The maintenance requirements for natural (vents) and powered (fans) smoke control systems are set out in BS EN 12101 and BS 9999. These standards stipulate that such life-critical equipment shall be included in the building-services maintenance schedule. They also set out the frequency of tests and what should be checked. Weekly and monthly checks will typically be carried out by general maintenance personnel for a building who have received basic hands-on training from the manufacturer/installer of the system.
However, the reality is that weekly and monthly checks are often overlooked. This may be because the importance of frequent life-safety system checks is not fully understood. The service provider of the smoke-control system needs to be actively encouraging short-term checks of the system, offering training to site personnel and a log book so all checks can be recorded and monitored. SCS Group has a maintenance logsheet available to download.*
BS EN 12101 states in addition to weekly and monthly tests, the entire system should be tested annually as a minimum. Where weekly or monthly checks are not carried out, the inclusion of a 6-monthly function check in addition to the annual service by the specialist service provider becomes more important.
As a manufacturer and installer of smoke-control systems, SCS Group stipulates a rigorous maintenance procedure that should be undertaken annually as a minimum. Due to the complexity of modern smoke-control systems, ever-changing climatic conditions within the UK and absence of weekly/monthly testing, we strongly recommend a 6-monthly function check is undertaken in addition to the annual service.
Smoke-control systems should only be maintained by a competent person with specialist knowledge of smoke-control systems, training on the system installed, adequate access to spares and sufficient information regarding the system.
In addition to having experience and training of smoke-control systems, the service engineer needs to have an industry recognised level 3 electrical qualification. Training in PLC systems is essential to enable an engineer to interrogate, repair and update the automated software programs.
When selecting a contractor, we advise you to choose a member of the Smoke Control Association (SCA).
SCS Group believes that maintenance of smoke-control systems is being targeted by some companies that do not have a full understanding of such systems, are not taking the time necessary to undertake critical checks and are overlooking fundamental issues on related systems that are fundamental to the triggering of the smoke control systems in the event of a fire.
Where full correct maintenance is not being carried out, the short-term cost of maintaining a system is likely to be less expensive — but if a maintenance quote seems too good to be true, it probably is.
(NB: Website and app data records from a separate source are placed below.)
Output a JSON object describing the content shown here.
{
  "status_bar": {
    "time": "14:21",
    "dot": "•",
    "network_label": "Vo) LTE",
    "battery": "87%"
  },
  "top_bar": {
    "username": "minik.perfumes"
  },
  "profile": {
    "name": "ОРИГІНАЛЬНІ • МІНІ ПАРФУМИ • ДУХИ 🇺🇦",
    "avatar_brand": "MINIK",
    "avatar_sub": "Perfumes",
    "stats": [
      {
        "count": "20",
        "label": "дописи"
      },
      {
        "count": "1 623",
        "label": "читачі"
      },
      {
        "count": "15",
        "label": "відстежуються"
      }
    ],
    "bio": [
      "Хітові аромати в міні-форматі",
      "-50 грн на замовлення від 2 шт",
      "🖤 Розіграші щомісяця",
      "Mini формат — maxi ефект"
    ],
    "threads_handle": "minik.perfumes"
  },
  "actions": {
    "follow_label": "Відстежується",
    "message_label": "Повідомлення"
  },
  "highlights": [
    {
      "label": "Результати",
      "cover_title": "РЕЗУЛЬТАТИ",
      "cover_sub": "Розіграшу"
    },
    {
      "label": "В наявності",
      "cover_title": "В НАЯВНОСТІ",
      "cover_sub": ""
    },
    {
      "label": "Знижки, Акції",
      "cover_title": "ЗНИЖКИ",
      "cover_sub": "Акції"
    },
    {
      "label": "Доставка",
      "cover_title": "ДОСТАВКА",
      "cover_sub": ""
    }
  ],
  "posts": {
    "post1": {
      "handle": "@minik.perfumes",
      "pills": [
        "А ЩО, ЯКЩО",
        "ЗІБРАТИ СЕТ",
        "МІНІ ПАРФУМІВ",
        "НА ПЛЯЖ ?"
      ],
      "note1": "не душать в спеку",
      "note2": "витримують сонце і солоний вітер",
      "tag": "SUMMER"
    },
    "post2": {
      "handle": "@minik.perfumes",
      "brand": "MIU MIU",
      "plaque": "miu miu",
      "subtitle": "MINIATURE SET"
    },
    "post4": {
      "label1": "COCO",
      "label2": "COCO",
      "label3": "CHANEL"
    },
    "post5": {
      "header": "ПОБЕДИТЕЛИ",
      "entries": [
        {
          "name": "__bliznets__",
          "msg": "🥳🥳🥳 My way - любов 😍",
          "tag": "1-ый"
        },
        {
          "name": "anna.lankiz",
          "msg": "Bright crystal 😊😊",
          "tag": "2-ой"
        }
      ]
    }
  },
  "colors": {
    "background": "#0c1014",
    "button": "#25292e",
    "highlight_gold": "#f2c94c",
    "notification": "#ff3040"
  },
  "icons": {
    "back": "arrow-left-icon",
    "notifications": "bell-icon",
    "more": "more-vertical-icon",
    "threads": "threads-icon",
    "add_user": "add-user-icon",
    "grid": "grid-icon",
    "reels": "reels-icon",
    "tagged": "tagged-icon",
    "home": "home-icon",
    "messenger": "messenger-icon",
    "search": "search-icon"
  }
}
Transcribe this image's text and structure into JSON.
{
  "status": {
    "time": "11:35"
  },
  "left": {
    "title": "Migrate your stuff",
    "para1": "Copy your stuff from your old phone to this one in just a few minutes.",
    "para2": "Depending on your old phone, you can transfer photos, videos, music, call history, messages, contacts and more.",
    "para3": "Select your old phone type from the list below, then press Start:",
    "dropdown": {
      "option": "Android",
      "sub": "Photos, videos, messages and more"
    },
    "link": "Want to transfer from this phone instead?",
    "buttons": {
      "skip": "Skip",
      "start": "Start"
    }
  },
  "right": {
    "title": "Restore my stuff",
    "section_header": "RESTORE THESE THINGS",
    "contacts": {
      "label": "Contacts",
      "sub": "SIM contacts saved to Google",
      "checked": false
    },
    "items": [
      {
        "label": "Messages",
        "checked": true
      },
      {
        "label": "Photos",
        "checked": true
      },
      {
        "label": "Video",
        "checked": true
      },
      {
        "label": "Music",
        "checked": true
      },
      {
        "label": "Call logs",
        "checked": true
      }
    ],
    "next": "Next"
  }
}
If you are the responsible person or company for a building you should understand that if the smoke-control system fails in your building when you need it most, lives could be lost and you could face prosecution.
Olly Lucas is service manager with SCS Group.